“I was watered, as a young weed, by pretty language. A major early distraction of mine was marveling at others’ clever stylings in speech. It was not difficult to get an idea into my head, provided that idea was wrapped and bowed in eloquent, musical prose.
How unlucky I was, in light of this, to have stumbled upon Christopher Hitchens, the reigning king of rhetoric, still reigning from beyond the grave. Never has someone so confused me. Never have I been so incensed, so disgusted by the bile and bigotry that came from a man’s mouth while simultaneously, grudgingly in love with how he managed to put it into spoken and written word. What a magnificent, dangerous mind. If I’d had any remaining hesitations in my disdain for religion as a young man, it was hearing Hitchens that removed them. Not through reason, or historical accuracy, but through rousing, commanding, beautiful, devastating language. My relationship with him and his work remains, to this day, complicated—even as a member of a religion for which he reserved particularly hot blood.

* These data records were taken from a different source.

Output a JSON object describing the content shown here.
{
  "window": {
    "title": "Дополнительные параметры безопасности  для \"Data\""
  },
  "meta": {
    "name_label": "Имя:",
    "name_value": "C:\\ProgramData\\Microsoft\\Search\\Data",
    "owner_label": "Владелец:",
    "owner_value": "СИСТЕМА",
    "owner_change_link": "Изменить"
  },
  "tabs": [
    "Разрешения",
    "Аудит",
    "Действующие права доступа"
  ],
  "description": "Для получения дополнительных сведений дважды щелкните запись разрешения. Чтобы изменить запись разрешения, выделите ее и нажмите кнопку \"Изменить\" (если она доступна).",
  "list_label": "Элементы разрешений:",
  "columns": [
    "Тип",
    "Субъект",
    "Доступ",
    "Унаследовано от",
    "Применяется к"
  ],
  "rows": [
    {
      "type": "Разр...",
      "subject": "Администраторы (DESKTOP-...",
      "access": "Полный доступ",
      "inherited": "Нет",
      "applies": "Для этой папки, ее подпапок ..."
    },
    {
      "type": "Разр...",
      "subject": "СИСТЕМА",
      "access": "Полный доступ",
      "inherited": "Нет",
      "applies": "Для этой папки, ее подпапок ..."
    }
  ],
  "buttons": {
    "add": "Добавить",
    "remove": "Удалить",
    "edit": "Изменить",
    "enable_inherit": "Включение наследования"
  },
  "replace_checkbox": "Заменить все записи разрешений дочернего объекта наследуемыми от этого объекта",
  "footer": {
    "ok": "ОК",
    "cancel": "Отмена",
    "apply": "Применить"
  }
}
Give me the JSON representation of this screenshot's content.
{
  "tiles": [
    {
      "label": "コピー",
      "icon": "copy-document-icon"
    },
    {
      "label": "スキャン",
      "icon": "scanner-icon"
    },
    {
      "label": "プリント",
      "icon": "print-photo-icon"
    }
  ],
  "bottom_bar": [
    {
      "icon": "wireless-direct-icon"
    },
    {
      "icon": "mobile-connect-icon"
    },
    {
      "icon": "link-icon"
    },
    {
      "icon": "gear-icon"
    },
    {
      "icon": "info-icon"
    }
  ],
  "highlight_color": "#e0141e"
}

Hitchens’ history of idol-smashing extends further back than the publication of his bestselling book God Is Not Great: Why Religion Poisons Everything. He began his writing career a Marxist (specifically, a Trotskyist) before switching loyalties late in life to an odd mix of Jeffersonian conservatism and Cheney-flavored imperialism. What seems to have remained constant, however, is a defiant streak that bordered on a chronic inability to respect any kind of authority. He was a passionately independent man until his last breath. In his words: “My own opinion is enough for me, and I claim the right to have it defended against any consensus, any majority, anywhere, any place, any time.”